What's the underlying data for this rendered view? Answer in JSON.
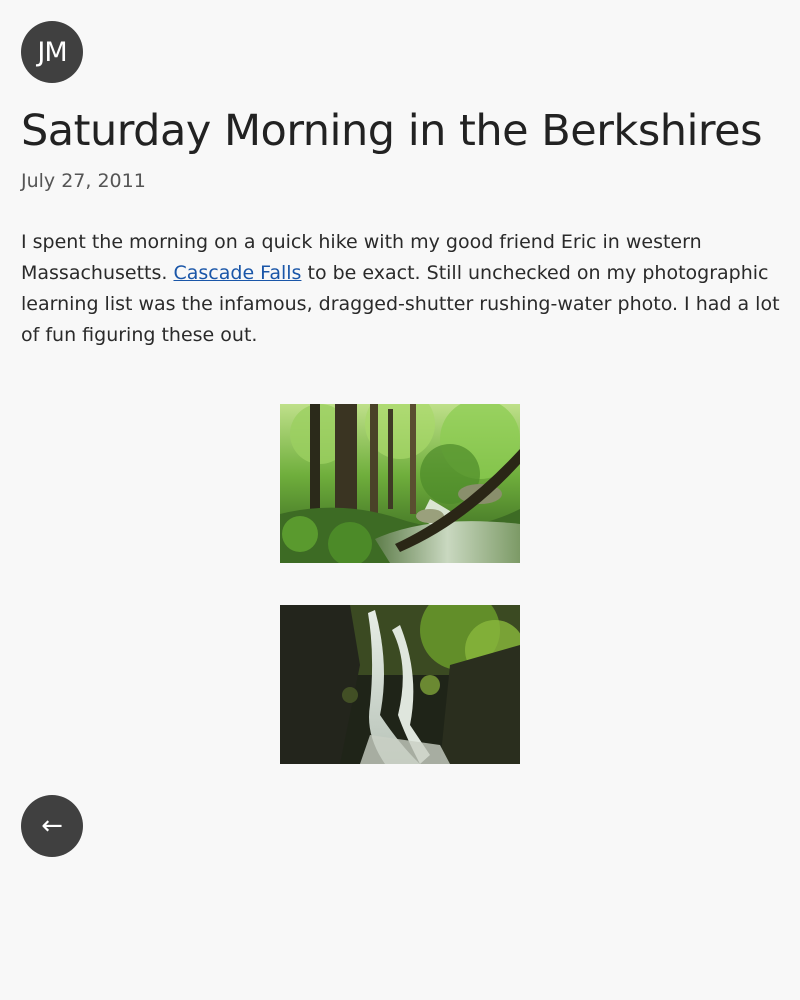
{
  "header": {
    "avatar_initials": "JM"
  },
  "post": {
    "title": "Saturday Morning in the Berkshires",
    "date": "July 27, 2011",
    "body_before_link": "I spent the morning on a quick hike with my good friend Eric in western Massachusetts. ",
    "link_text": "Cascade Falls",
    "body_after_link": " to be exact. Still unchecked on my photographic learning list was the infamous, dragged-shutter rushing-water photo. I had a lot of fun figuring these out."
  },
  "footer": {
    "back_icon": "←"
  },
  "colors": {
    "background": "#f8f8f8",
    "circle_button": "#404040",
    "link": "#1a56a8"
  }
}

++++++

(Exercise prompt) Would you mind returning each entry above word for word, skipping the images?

(Answer to the problem)
What's the underlying data for this rendered view? Answer in JSON.
{
  "header": {
    "avatar_initials": "JM"
  },
  "post": {
    "title": "Saturday Morning in the Berkshires",
    "date": "July 27, 2011",
    "body_before_link": "I spent the morning on a quick hike with my good friend Eric in western Massachusetts. ",
    "link_text": "Cascade Falls",
    "body_after_link": " to be exact. Still unchecked on my photographic learning list was the infamous, dragged-shutter rushing-water photo. I had a lot of fun figuring these out."
  },
  "footer": {
    "back_icon": "←"
  },
  "colors": {
    "background": "#f8f8f8",
    "circle_button": "#404040",
    "link": "#1a56a8"
  }
}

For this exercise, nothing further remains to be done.